My Jermaine Cole Story

Noah Tesfaye
3 min readJan 27, 2019

The first real time I understood who J. Cole was, it was on PBS.

My mom was watching a show on YouTube where a rapper got interviewed and knowing my interest in music, she asked me to check it out. To my surprise, it was J. Cole. Up to that point in March of 2015, the only thing I listened to in the car was pop rap on 99.7 or random singles from my friends. I had listened to some Eminem and some Kendrick, but I never followed the genre closely.

So, when I learned that a rapper grew up in a regular middle-class household going to school in a white community, then went to go to college and was a nerd, I was glad I discovered him. Something about his aura, the self-confidence he had, something made me feel like he was someone that could one day go on to become the first hip-hop politician if he wanted.

The album he was promoting on the show was 2014 Forest Hills Drive. I had never heard of it at the time, even though my first adventures on Twitter at the time. Yet, I just listened to the previews on iTunes as any kid before the age of streaming and decided to just buy it. Initially, I just left it to sit in my collection for a while and dabbled into it. It was good, but after a few listens, I was not intrigued.

But somewhere along that spring of 2015 and summer, I just listened to it from start to finish. And when I finished “Note to Self,” it hit me: this is what music is really all about. It’s about sharing honest stories, real emotions, not always being excited or bragging about your coolest new thing. What J. Cole was for me was my first exposure to the kind of hip-hop I wanted to learn more about.

From Cole, I went to dive further into Kendrick, hear more from JAY-Z beyond “Empire State of Mind,” and listen to Lupe Fiasco. I went through my weird Logic phase (don’t even get me started…), listened to older Kanye West, and learned about Mobb Deep. I just went through days where I’d just go through suggested albums over and over again until I ended up with the 2500+ Spotify library filled with all breeds of hip-hop. Lyrical, mumble, religious, French, New York, trap, west coast, and countless others.

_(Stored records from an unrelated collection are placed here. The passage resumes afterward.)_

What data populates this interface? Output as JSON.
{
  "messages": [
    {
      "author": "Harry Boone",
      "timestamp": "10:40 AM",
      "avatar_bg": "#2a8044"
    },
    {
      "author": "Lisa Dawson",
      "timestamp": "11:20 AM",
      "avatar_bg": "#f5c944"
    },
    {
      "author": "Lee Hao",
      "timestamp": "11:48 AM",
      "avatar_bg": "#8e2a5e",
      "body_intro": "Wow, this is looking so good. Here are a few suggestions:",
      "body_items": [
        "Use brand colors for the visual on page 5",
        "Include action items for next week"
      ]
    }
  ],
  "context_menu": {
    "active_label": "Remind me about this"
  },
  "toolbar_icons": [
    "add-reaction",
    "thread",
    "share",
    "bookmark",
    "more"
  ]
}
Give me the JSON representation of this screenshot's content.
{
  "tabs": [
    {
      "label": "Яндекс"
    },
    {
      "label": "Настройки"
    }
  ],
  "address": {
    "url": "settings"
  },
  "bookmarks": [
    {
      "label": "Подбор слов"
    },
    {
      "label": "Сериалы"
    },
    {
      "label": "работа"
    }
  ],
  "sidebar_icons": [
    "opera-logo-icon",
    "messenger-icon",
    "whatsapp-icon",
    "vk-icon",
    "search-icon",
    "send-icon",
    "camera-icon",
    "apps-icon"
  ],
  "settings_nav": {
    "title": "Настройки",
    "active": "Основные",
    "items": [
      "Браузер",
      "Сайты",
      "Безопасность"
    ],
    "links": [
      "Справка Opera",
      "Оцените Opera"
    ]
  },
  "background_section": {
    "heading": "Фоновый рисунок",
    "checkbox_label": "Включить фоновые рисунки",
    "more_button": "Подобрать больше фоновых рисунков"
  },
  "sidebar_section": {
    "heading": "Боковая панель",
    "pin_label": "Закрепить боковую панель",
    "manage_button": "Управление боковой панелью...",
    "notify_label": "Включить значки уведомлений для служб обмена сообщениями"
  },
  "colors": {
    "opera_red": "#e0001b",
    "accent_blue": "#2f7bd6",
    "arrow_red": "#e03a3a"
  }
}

J. Cole created my excitement for rap. I’ve listened to all his projects, the ones people claim are better like Friday Night Lights and The Warm Up. But no…

Noah Tesfaye

Just someone trying to share my story and find who I am, one post at a time